Meanwhile, heat the oil in a large dutch oven or soup pot. Add in the onion and apple and saute until onion is translucent, about 5-7 minutes. Add in the thyme and stir until fragrant, about 1 minute. Add in the squash and stir to coat. Add in coconut milk and broth. Bring to a boil, then turn the heat down and let it simmer, uncovered, until the squash is completely tender, about 20 minutes. Use an immersion blender to puree or carefully transfer to a blender to puree. Taste and add salt and pepper to your liking.
To serve: Ladle soup into bowls and garnish with the roasted seeds, and any other toppings- a scoop of quinoa, some avocado, breadcrumbs, dollop of cashew cream, toasted pecans, fried sage leaves, anything you desire.
+4 other favorite squash recipes
creamy kabocha pasta : I omit the cheese and meat in this recipe, subbing crispy sautéed mushrooms (sear in a pan with thyme and shallot, only stirring once or twice so they get crispy)
roast squash and bean tart : impressive looking and delicious vegan main, GF, perfect for thanksgiving or holiday gatherings.
chili and sesame roasted squash : so so good, easy, and a totally different taste profile than the usual recipes.
butternut lasagna with sage-tofu ricotta : another delicious and beautiful vegan main, just add a green salad and you’re set!
+ 1 bonus recipe: pumpkin cheesecake // I’ve been wanting to try this baby forever, it looks so good and would be perfect to bring to a dinner or holiday party.

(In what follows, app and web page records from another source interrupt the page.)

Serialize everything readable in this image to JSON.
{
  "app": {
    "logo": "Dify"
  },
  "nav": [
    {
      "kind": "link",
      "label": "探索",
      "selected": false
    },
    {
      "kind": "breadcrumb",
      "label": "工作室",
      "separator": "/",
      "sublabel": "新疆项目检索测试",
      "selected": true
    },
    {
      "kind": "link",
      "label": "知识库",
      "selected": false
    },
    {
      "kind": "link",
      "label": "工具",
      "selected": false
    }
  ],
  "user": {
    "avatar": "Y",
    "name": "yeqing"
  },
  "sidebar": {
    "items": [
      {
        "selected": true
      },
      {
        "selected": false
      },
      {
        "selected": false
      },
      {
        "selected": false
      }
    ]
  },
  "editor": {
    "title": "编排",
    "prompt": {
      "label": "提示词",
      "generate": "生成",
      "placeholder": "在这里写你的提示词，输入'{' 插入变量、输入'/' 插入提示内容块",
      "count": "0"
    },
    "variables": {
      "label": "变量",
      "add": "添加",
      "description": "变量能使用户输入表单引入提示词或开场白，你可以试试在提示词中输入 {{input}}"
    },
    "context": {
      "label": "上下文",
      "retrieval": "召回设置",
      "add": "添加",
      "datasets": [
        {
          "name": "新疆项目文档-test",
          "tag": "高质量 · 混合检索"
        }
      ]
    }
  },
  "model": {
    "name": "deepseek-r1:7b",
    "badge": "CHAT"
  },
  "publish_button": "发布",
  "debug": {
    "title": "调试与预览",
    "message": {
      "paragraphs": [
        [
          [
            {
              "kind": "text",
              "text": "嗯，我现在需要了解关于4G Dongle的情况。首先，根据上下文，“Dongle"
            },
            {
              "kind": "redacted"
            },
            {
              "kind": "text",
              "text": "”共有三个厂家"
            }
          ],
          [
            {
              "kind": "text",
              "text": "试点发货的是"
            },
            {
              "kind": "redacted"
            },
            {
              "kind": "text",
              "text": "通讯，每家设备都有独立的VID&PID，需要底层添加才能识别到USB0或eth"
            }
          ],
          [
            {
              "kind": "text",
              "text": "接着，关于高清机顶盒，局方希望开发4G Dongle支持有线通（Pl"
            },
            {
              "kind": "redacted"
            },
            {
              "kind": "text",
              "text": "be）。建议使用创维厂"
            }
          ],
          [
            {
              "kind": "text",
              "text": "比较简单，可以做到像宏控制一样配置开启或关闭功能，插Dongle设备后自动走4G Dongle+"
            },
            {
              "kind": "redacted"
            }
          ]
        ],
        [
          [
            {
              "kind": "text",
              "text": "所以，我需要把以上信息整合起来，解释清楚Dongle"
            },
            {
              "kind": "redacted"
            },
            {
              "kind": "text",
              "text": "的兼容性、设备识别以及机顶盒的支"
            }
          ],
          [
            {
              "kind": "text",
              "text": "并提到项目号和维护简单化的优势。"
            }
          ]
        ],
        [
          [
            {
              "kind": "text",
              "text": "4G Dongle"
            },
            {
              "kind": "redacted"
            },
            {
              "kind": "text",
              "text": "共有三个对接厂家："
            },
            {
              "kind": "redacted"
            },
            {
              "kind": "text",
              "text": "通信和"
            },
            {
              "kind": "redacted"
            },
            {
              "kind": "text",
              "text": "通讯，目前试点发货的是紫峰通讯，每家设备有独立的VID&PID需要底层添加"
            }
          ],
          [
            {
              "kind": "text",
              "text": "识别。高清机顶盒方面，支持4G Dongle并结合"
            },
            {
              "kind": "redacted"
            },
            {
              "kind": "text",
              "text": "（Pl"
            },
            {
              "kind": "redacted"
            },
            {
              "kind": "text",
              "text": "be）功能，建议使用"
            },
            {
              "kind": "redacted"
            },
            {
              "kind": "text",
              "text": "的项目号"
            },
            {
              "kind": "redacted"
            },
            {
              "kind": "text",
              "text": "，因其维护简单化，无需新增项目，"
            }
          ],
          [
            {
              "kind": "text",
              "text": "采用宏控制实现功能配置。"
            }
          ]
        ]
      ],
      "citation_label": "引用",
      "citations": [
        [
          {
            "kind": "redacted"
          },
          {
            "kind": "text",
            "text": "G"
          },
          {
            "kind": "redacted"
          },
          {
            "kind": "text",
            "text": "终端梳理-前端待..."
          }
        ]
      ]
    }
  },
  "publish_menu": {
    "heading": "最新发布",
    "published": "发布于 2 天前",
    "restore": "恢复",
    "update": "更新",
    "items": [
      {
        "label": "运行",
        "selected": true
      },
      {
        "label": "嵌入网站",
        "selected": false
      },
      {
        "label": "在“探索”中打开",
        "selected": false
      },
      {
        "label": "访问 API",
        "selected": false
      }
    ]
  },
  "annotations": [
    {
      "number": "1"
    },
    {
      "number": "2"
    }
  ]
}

I hope you enjoy these recipes and that it inspires you to work more squash into the meal rotation this week. Have a lovely weekend! xx